● Page and application data records:

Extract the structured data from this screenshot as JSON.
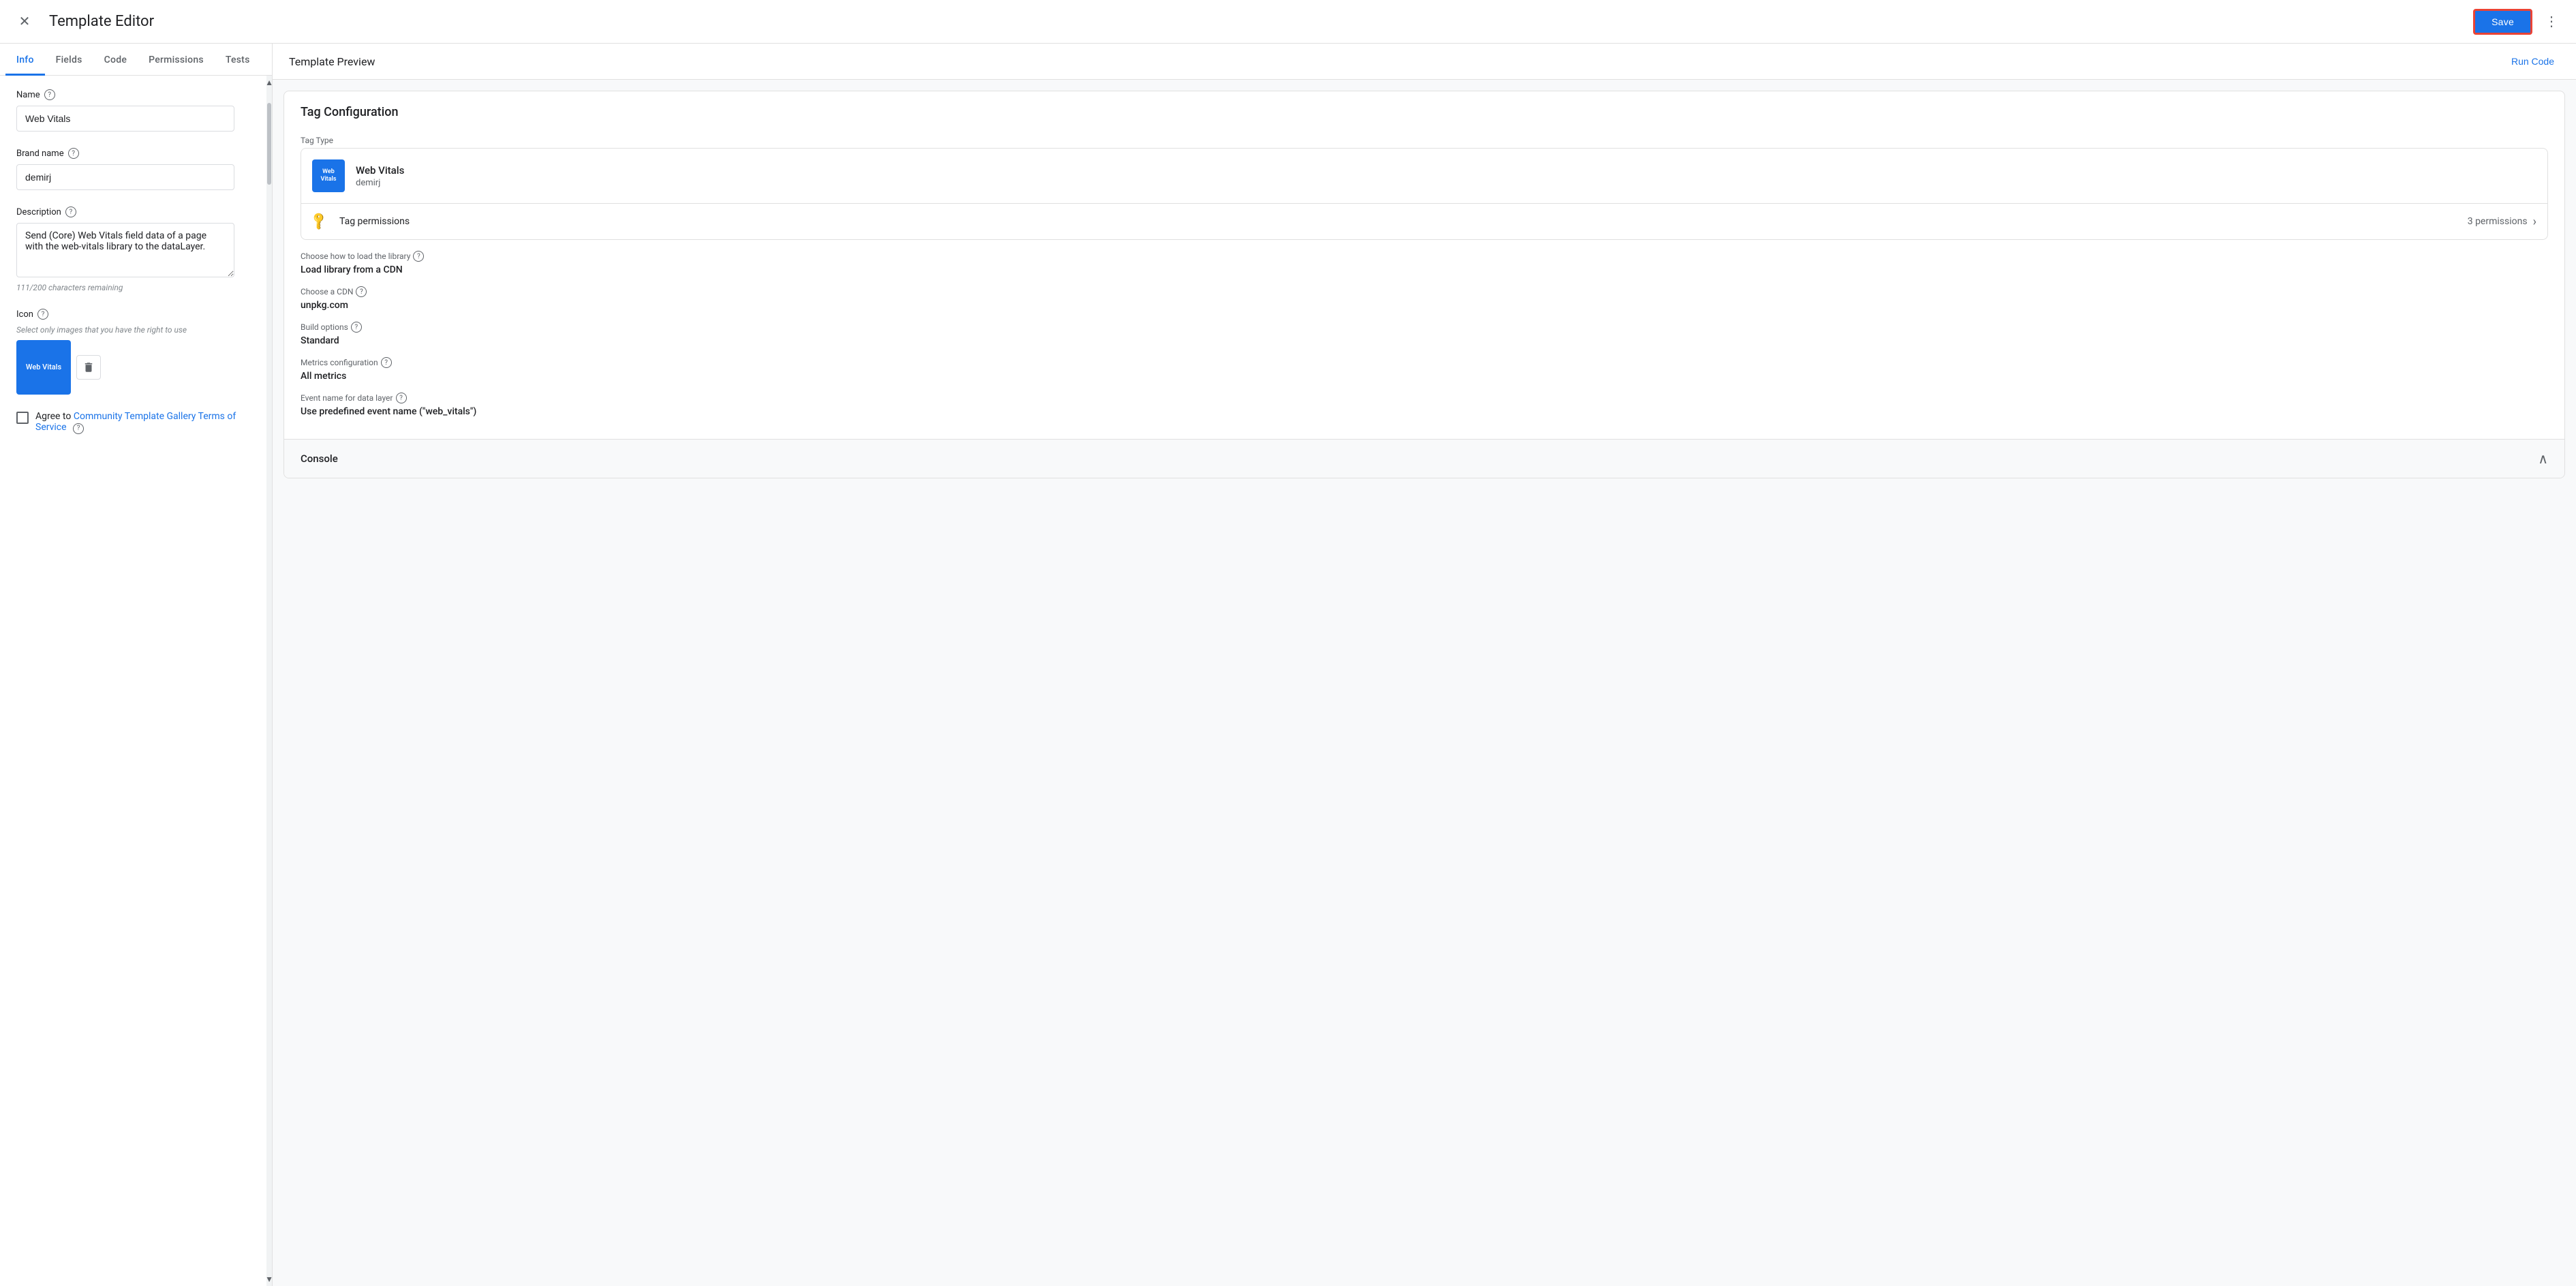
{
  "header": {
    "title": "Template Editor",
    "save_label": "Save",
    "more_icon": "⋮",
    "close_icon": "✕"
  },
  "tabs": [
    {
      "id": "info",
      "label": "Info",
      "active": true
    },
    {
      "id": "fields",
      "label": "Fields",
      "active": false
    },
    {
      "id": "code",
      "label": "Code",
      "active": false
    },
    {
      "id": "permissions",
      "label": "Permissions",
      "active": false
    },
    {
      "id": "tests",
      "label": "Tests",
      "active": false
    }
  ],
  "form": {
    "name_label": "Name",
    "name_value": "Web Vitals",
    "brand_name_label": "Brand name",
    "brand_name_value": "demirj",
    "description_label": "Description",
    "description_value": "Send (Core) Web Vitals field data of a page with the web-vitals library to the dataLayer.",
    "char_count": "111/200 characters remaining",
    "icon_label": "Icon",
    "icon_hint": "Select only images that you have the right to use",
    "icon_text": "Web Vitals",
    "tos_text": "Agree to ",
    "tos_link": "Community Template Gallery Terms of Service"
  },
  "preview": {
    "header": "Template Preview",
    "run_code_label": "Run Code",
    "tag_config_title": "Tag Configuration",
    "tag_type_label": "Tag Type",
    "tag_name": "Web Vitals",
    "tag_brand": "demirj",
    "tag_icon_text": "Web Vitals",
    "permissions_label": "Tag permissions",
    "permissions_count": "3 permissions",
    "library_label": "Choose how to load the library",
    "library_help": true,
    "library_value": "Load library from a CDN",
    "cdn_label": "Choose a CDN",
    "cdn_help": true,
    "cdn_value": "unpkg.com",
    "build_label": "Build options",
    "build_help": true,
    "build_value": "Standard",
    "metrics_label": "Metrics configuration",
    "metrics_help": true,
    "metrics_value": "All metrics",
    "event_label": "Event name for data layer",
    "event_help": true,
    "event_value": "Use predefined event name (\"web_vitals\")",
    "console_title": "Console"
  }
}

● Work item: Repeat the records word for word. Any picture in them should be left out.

● Your solution:
Extract the structured data from this screenshot as JSON.
{
  "header": {
    "title": "Template Editor",
    "save_label": "Save",
    "more_icon": "⋮",
    "close_icon": "✕"
  },
  "tabs": [
    {
      "id": "info",
      "label": "Info",
      "active": true
    },
    {
      "id": "fields",
      "label": "Fields",
      "active": false
    },
    {
      "id": "code",
      "label": "Code",
      "active": false
    },
    {
      "id": "permissions",
      "label": "Permissions",
      "active": false
    },
    {
      "id": "tests",
      "label": "Tests",
      "active": false
    }
  ],
  "form": {
    "name_label": "Name",
    "name_value": "Web Vitals",
    "brand_name_label": "Brand name",
    "brand_name_value": "demirj",
    "description_label": "Description",
    "description_value": "Send (Core) Web Vitals field data of a page with the web-vitals library to the dataLayer.",
    "char_count": "111/200 characters remaining",
    "icon_label": "Icon",
    "icon_hint": "Select only images that you have the right to use",
    "icon_text": "Web Vitals",
    "tos_text": "Agree to ",
    "tos_link": "Community Template Gallery Terms of Service"
  },
  "preview": {
    "header": "Template Preview",
    "run_code_label": "Run Code",
    "tag_config_title": "Tag Configuration",
    "tag_type_label": "Tag Type",
    "tag_name": "Web Vitals",
    "tag_brand": "demirj",
    "tag_icon_text": "Web Vitals",
    "permissions_label": "Tag permissions",
    "permissions_count": "3 permissions",
    "library_label": "Choose how to load the library",
    "library_help": true,
    "library_value": "Load library from a CDN",
    "cdn_label": "Choose a CDN",
    "cdn_help": true,
    "cdn_value": "unpkg.com",
    "build_label": "Build options",
    "build_help": true,
    "build_value": "Standard",
    "metrics_label": "Metrics configuration",
    "metrics_help": true,
    "metrics_value": "All metrics",
    "event_label": "Event name for data layer",
    "event_help": true,
    "event_value": "Use predefined event name (\"web_vitals\")",
    "console_title": "Console"
  }
}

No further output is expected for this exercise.